### SOURCE MATERIAL
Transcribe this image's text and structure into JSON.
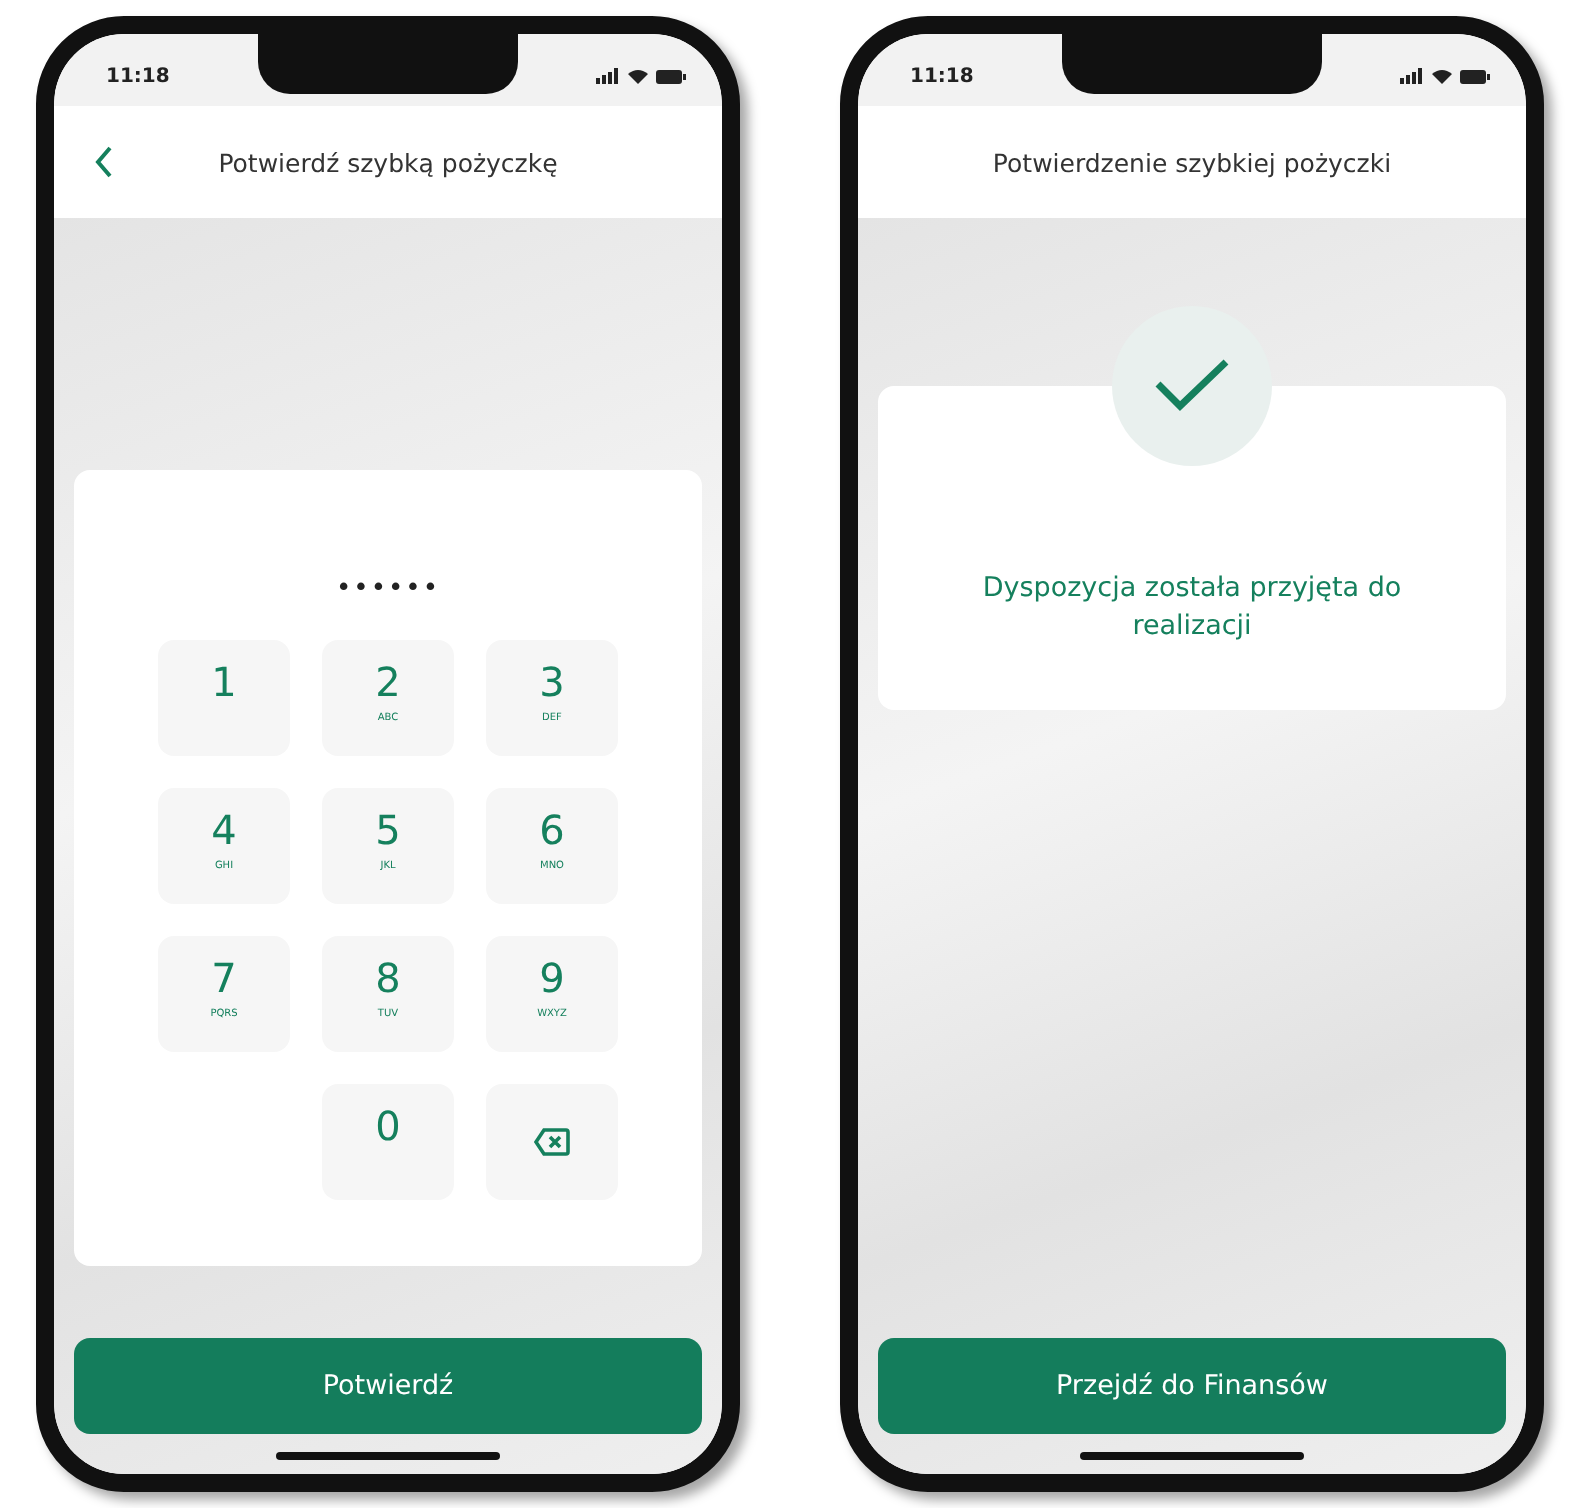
{
  "phones": [
    {
      "kind": "pin",
      "status_bar": {
        "time": "11:18"
      },
      "header": {
        "title": "Potwierdź szybką pożyczkę",
        "back": true
      },
      "pin_mask": "••••••",
      "keys": [
        {
          "kind": "digit",
          "digit": "1"
        },
        {
          "kind": "digit",
          "digit": "2",
          "letters": "ABC"
        },
        {
          "kind": "digit",
          "digit": "3",
          "letters": "DEF"
        },
        {
          "kind": "digit",
          "digit": "4",
          "letters": "GHI"
        },
        {
          "kind": "digit",
          "digit": "5",
          "letters": "JKL"
        },
        {
          "kind": "digit",
          "digit": "6",
          "letters": "MNO"
        },
        {
          "kind": "digit",
          "digit": "7",
          "letters": "PQRS"
        },
        {
          "kind": "digit",
          "digit": "8",
          "letters": "TUV"
        },
        {
          "kind": "digit",
          "digit": "9",
          "letters": "WXYZ"
        },
        {
          "kind": "digit",
          "digit": "0"
        },
        {
          "kind": "backspace"
        }
      ],
      "button": "Potwierdź"
    },
    {
      "kind": "success",
      "status_bar": {
        "time": "11:18"
      },
      "header": {
        "title": "Potwierdzenie szybkiej pożyczki",
        "back": false
      },
      "message": "Dyspozycja została przyjęta do realizacji",
      "button": "Przejdź do Finansów"
    }
  ]
}
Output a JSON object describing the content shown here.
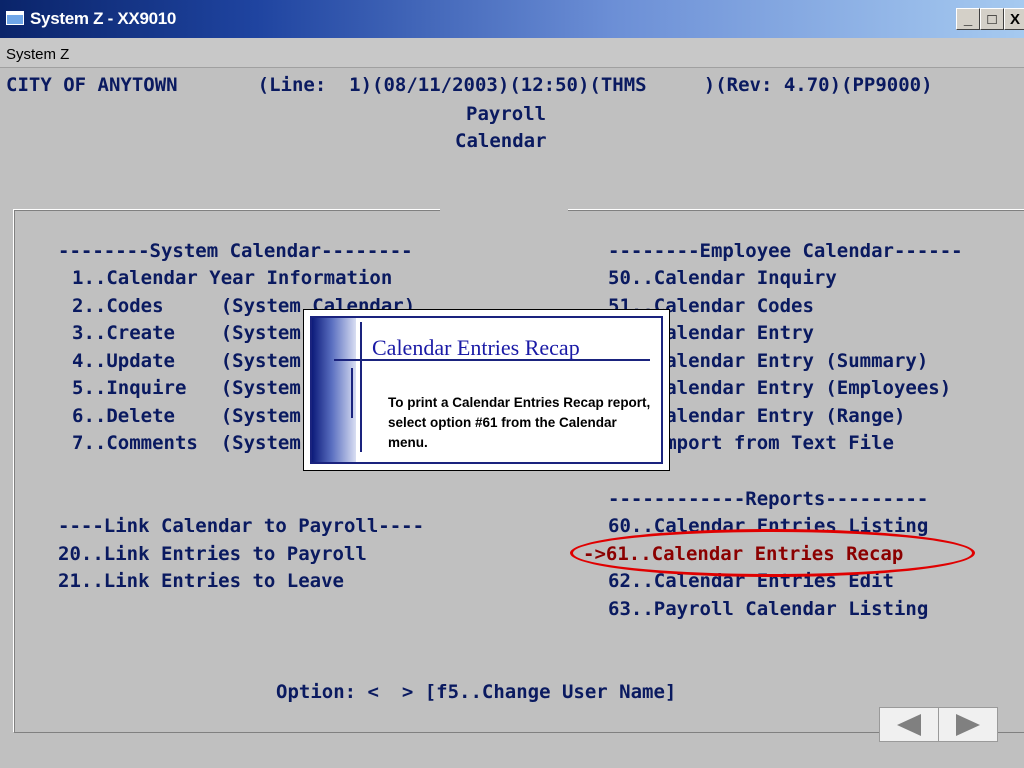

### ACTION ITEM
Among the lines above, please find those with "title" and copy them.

### EXERCISE SOLUTION
        "title": "Potwierdź szybką pożyczkę",
        "title": "Potwierdzenie szybkiej pożyczki",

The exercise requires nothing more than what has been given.